|#1||A. Hollywood discovered it's Golden Boy in Jake Gyllenhaal.|
|B. Hollywood discovered its Golden Boy in Jake Gyllenhaal. |
|#2||A. It's unfortunate that Jake has not discovered me, yet.|
|B. Its unfortunate that Jake has not discovered me, yet.|
|#3||A. Our’s would be a whirlwind romance like no other.|
|B. Ours would be a whirlwind romance like no other.|
If you chose B for #1, A for #2, and B for #3, congratulations! If you did not select the correct answers, click here to review.
Week 6, Lesson 6, is going to be an easy one: a vs. an. Okay, we all remember learning that you should use a if the next word starts with a consonant and an if it start with a vowel. For example: a Florida Gators fan; an Auburn Tigers fan. (F in Florida=consonant; A in Auburn=vowel) Sounds perfectly logical, right?

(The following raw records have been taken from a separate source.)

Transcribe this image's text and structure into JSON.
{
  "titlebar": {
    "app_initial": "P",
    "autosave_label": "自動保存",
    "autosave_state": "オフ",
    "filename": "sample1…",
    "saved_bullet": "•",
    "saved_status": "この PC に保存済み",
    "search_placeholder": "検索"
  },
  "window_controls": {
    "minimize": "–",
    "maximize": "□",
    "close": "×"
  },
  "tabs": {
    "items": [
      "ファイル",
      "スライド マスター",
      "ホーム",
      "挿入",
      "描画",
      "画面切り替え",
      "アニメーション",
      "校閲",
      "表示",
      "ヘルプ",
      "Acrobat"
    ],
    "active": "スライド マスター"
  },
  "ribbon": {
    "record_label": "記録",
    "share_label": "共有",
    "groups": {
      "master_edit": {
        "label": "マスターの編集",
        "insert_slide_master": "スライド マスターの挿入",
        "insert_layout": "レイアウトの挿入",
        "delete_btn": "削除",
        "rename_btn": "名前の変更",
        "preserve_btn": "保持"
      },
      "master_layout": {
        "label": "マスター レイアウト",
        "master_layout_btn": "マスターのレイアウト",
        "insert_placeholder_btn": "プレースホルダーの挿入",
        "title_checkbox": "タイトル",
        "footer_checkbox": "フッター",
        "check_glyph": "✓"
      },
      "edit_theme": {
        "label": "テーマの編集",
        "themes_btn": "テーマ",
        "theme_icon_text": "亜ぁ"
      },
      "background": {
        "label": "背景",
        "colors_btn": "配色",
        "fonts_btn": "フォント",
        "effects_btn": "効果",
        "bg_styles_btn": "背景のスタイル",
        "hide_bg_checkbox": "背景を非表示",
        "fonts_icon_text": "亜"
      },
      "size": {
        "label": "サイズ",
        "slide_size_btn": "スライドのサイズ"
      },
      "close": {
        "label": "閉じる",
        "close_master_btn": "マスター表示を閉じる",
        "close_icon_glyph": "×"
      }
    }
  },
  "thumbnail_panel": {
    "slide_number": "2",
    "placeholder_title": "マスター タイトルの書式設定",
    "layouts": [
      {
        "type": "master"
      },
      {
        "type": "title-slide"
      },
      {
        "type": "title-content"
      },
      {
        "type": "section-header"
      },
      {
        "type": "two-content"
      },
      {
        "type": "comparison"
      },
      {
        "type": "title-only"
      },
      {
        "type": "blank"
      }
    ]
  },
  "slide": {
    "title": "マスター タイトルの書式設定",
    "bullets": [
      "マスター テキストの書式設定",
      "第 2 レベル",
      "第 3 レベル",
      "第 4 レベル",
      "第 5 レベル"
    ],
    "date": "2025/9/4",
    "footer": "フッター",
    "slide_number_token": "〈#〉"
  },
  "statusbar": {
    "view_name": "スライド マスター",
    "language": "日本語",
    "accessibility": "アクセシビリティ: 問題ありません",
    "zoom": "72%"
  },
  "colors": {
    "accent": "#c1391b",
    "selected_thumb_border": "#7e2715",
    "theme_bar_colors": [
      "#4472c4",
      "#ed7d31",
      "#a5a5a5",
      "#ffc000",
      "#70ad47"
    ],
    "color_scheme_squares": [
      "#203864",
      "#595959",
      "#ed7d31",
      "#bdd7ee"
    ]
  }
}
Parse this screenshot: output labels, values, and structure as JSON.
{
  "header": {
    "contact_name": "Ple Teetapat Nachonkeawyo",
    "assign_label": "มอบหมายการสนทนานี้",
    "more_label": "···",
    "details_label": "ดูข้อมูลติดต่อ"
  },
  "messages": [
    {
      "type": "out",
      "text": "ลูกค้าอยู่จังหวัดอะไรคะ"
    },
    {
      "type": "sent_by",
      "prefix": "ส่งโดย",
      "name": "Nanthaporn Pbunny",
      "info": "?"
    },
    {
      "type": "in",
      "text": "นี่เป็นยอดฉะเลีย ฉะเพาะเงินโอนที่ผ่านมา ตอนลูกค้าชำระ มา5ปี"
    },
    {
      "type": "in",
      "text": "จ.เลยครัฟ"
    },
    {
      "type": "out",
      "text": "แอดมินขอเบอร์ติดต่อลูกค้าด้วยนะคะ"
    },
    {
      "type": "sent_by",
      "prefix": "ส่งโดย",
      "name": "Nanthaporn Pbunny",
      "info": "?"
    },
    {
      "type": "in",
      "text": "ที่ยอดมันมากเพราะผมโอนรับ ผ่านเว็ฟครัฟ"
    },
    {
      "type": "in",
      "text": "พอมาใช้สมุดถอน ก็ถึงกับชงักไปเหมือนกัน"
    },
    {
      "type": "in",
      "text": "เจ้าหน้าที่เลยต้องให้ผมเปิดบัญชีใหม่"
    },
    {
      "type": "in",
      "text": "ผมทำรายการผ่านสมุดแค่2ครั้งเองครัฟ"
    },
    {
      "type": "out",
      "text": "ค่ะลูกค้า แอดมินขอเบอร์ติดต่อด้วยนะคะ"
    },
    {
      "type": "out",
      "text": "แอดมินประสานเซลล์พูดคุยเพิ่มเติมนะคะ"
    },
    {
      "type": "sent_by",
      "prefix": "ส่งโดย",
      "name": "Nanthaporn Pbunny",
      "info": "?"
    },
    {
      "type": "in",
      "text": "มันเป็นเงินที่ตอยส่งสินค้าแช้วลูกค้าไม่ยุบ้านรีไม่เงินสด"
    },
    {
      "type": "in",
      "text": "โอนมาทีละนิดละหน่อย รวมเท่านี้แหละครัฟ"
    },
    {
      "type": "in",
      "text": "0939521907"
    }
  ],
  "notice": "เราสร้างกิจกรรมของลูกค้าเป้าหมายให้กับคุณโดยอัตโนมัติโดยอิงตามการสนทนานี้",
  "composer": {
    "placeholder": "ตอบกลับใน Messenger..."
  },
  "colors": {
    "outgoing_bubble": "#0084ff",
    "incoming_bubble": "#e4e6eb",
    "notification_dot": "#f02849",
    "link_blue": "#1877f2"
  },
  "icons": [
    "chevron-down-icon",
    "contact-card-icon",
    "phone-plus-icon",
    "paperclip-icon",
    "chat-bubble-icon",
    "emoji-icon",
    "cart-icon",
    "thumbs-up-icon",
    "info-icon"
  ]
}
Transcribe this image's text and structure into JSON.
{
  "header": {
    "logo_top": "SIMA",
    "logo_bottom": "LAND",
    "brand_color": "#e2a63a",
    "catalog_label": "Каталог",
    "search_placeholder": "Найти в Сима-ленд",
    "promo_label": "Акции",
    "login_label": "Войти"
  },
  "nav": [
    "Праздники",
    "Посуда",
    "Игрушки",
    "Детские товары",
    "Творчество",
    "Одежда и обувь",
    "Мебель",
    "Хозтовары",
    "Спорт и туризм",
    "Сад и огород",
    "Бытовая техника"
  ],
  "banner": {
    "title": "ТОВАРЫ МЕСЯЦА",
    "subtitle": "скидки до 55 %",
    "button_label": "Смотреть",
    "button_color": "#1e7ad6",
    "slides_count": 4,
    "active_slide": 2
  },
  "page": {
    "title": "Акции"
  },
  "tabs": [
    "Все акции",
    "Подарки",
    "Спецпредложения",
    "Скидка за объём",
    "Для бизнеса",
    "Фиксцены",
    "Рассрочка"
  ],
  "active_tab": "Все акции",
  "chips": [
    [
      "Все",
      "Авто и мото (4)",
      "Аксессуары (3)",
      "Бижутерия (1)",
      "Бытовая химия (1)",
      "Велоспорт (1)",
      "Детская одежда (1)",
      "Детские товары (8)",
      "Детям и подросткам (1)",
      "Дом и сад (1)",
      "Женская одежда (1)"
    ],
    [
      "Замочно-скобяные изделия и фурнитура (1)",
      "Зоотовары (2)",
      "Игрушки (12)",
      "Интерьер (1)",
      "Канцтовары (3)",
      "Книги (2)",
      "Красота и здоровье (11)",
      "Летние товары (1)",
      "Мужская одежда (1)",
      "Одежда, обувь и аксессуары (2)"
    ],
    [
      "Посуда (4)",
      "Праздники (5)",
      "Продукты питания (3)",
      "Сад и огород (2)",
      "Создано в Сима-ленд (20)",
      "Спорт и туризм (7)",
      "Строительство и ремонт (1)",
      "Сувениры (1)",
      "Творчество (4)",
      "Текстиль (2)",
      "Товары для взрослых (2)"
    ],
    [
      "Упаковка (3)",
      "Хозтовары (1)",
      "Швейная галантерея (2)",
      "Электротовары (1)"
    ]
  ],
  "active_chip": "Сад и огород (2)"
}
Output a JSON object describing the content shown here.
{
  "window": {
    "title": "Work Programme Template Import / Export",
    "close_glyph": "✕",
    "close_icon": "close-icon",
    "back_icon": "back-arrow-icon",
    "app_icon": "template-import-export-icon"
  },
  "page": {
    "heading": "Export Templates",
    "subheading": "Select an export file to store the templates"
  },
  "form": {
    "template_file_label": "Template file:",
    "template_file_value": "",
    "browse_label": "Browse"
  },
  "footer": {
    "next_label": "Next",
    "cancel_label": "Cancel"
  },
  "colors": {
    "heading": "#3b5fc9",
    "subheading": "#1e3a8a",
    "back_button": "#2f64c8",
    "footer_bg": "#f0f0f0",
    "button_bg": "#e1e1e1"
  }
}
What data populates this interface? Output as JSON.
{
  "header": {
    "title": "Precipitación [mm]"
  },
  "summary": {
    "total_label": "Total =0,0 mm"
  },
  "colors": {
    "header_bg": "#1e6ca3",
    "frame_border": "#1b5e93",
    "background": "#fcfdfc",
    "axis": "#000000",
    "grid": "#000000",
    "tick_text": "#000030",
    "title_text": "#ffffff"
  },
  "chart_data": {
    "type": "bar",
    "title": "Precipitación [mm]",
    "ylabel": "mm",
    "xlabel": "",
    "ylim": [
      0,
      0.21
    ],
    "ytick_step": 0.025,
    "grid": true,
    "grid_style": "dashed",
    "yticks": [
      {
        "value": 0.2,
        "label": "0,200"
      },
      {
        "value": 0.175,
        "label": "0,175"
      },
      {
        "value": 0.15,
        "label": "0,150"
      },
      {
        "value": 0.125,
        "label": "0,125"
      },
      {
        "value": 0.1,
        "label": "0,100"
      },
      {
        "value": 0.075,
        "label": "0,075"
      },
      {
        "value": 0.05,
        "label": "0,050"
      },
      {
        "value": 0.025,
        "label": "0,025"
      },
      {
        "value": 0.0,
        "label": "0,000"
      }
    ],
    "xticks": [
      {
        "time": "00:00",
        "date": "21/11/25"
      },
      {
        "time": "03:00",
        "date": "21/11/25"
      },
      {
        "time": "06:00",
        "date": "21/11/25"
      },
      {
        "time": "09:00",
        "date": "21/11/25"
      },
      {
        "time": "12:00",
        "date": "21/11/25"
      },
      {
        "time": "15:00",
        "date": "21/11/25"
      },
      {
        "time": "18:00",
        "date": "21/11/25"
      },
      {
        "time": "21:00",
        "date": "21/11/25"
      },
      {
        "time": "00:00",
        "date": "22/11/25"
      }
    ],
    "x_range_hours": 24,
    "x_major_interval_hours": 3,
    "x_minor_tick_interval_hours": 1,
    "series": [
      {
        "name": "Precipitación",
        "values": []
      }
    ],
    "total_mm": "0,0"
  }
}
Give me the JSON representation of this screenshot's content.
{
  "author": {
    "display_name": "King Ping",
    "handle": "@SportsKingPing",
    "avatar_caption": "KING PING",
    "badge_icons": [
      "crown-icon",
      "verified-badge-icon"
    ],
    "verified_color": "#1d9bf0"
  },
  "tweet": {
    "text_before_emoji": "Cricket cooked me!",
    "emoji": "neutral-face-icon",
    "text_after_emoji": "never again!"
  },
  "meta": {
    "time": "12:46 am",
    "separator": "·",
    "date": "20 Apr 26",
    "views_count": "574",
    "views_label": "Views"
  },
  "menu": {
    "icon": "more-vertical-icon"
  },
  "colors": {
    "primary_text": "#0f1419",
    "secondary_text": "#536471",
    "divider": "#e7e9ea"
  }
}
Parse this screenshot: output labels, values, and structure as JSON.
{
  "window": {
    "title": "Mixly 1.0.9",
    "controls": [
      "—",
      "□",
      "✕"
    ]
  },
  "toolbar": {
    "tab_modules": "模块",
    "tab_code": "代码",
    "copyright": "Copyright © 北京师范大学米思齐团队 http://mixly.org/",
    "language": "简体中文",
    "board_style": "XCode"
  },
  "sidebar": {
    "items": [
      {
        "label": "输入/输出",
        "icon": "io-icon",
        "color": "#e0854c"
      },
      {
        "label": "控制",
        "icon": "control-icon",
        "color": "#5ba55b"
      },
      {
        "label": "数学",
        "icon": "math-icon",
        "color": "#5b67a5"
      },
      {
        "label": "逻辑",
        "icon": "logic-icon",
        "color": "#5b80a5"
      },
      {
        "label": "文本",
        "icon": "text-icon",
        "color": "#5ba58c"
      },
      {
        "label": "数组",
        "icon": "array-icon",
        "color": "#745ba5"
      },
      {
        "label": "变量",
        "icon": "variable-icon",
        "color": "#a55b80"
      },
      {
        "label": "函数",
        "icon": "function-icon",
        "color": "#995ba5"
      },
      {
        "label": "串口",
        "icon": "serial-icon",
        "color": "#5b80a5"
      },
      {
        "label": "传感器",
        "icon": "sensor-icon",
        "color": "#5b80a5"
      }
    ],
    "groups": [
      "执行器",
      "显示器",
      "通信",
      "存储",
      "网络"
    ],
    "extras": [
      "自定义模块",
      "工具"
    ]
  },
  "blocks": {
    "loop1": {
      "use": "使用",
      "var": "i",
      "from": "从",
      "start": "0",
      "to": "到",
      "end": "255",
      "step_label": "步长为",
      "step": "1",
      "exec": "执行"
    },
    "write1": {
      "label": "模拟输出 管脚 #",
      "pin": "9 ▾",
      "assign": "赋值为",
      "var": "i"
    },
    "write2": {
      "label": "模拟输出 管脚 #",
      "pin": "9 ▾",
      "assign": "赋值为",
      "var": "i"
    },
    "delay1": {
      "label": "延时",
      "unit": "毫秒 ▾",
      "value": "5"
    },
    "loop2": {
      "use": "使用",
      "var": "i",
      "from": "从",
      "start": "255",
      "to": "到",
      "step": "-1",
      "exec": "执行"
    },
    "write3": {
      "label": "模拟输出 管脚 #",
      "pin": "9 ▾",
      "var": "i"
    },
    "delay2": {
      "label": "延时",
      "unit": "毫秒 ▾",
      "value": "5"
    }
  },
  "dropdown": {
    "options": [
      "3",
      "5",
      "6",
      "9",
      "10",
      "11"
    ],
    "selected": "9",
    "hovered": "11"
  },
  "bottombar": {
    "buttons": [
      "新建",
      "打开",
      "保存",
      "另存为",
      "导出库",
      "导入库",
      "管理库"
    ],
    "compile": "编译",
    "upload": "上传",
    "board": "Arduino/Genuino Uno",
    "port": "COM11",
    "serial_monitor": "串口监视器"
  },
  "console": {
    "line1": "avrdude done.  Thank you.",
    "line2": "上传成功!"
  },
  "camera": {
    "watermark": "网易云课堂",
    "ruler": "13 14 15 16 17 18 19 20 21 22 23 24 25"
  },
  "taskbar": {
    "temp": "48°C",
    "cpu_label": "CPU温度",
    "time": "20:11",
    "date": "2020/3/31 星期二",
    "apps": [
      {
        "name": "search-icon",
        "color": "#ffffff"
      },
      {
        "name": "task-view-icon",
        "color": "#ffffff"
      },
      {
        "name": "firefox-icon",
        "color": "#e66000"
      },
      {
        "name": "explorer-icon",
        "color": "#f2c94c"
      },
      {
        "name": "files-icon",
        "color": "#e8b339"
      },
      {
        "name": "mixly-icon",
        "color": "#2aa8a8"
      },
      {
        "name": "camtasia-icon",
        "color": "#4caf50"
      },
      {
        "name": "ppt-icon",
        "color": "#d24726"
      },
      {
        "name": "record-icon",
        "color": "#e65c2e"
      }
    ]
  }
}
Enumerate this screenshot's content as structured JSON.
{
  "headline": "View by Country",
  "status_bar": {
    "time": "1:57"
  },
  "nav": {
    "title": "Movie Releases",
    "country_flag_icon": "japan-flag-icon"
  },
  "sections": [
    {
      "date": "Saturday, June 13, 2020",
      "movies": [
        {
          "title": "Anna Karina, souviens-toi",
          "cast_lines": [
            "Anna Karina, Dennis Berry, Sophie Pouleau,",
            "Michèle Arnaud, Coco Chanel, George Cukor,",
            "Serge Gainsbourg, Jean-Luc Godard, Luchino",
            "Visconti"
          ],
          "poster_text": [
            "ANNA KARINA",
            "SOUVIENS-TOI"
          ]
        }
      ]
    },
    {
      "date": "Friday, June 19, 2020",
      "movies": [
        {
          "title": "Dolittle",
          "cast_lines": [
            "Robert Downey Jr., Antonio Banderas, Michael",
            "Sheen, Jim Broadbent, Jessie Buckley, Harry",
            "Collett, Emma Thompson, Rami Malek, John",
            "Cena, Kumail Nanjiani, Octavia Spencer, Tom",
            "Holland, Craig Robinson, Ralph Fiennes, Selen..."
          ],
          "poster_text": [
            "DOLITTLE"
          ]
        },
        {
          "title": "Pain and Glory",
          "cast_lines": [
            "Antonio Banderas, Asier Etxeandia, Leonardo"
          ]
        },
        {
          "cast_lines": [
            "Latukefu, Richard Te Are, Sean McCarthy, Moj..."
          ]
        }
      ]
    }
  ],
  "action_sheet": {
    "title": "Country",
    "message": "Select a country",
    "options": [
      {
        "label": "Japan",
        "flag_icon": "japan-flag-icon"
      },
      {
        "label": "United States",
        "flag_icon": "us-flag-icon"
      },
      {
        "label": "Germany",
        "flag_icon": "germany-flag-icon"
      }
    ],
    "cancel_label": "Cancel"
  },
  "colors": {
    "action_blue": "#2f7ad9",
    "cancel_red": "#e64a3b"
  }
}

Of course there's a trick. What they forgot to tell us (or, more likely, I may have been off-task that day) is that it's not just a vowel you have to look out for, it's the vowel sound, which gets especially tricky when you're talking about abbreviations or acronyms.
- Even though "u" is a vowel, it makes a consonant sound, therefore a goes before it. A UF student; A University of Florida student.
- Even though "h" is a consonant, sometimes it makes a vowel sound and gets an and other times it makes a consonant sound and gets a. An honor; A house.
- For abbreviations, you have to think of what the sound is rather than what the letter stands for. So "f" makes a consonant sound when it starts a word, but a vowel sound when it starts an abbreviation. (Same with h, l, m, n, r, s, x.) An FSU fan; A Florida State University fan; An LSU fan; A Louisiana State University fan.
- For acronyms (abbreviations that are spoken like words), you treat it the same as you would the word. A FEDEX employee.
- Of course there's a screwy one. Ya know how sometimes people say "istoric" instead of "historic"? If you're one of those people, you should use an. However, even though there's a lot of leniency from the Grammar Police on this issue, a is preferred in formal writing.